Bartolo Colon doubled to snap an 0-for-43 streak dating to 2005, then scored the tying run.ST. LOUIS -- Terry Collins left himself open to second-guessing after pulling Bartolo Colon at 86 pitches after eight dominating innings.
The manager narrowly avoided getting burned as the Mets held on for a 3-2 win against the St. Louis Cardinals at Busch Stadium.
Collins said the combination of Colon having to run on a double and two sacrifice bunts, the muggy heat, Colon’s age and the situation in the game contributed to the pitcher being pulled with a 3-1 lead for a pinch hitter in the top of the ninth.
Collins said he would have allowed Colon to hit and begin the ninth had there been one out when Colon’s batting turn came up, but not with two outs.
“I told him when I took him out, ’90 pitches in this heat is like throwing 120. You’ve done your job,’” Collins said.
The manager later added: “He’s 41 years old. It’s 115 degrees on the field. Even though it’s only 85 pitches, he’s had to run the bases. He’s come off the mound [to field balls]. He ran down to first twice. How far are we going to push it? He did a great job.”
“I could have finished the game, but I was aware of the heat and the way T.C. and everybody runs the game, just to be careful in a situation like that,” Colon said through an interpreter. “The situation of the game dictated being removed.”

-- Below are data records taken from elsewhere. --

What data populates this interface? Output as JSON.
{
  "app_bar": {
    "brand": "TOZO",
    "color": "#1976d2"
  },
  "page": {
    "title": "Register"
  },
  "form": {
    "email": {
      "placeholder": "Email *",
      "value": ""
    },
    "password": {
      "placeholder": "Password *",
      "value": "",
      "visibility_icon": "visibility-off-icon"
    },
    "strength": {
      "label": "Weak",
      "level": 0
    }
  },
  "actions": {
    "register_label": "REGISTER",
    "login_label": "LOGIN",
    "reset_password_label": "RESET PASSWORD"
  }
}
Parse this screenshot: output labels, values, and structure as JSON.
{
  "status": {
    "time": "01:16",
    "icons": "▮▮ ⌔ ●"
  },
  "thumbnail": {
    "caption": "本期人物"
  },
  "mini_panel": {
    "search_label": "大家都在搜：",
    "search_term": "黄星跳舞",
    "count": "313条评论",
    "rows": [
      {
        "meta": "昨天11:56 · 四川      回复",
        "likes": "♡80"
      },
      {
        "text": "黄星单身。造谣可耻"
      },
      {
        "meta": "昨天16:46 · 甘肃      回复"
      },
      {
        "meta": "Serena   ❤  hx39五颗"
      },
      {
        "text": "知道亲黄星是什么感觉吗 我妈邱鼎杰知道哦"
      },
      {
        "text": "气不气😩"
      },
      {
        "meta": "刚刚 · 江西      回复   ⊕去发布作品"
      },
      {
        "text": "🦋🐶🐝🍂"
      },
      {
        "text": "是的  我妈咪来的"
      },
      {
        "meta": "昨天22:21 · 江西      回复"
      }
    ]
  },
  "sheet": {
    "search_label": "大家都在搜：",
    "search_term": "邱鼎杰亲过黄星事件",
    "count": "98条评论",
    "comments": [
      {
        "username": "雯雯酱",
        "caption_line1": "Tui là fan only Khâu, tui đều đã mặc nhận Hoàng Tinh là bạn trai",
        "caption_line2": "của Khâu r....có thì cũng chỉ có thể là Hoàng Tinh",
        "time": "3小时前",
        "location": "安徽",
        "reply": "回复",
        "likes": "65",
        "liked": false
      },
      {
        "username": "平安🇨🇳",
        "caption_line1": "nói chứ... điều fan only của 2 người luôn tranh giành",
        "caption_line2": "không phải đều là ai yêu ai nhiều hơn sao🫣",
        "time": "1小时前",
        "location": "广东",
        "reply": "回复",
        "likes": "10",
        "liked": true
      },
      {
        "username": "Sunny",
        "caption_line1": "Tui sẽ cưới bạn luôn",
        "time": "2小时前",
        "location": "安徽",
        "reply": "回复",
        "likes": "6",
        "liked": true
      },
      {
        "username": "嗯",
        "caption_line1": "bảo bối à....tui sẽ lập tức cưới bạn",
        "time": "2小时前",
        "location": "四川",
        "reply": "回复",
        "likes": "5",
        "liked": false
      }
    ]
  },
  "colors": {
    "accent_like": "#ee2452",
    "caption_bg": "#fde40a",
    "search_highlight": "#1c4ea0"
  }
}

Collins said Colon (8 IP, 4 H, 1 R) was still hitting his spots in the eighth, but with less velocity.
It was a complete performance by Colon -- combining hitting and pitching.
Colon produced his first hit since 2005 (as a visitor at Shea Stadium), scored a run for the first time since he was with the Montreal Expos in 2002, and produced an extra-base hit for the first time in his professional career -- majors or minors.
Colon’s leadoff double in the sixth against Lance Lynn sparked a two-run inning as the Mets grabbed a 2-1 lead.
“It made everyone laugh. I can say that much,” said Eric Young Jr., who followed with a double to drive in Colon, and who also had an RBI double the following inning. “Sometimes laughter gets everything going and we start having fun playing baseball.”
Said Colon, who turned on an 89 mph fastball: “If he threw me a breaking ball, I would have missed it. I was just sitting fastball. That was how I sat the whole time. I just ran into it.”
Asked if he could remember his last major league hit, Colon replied: “No.”
Reminded it was against Mets reliever Mike DeJean at Shea Stadium nine years ago, Colon said: “No, I don’t remember.”
He did correctly recall remember the lone other time he scored a run in his career.
“2002 at Milwaukee.”
Then came a trick question.
Asked if he recalled the last time he doubled, Colon confidently said: “At Milwaukee.”
“Nunca ... Never,” he was told.
“In Double-A,” Colon then falsely chimed in, before continuing to insist he must have produced a double in the majors.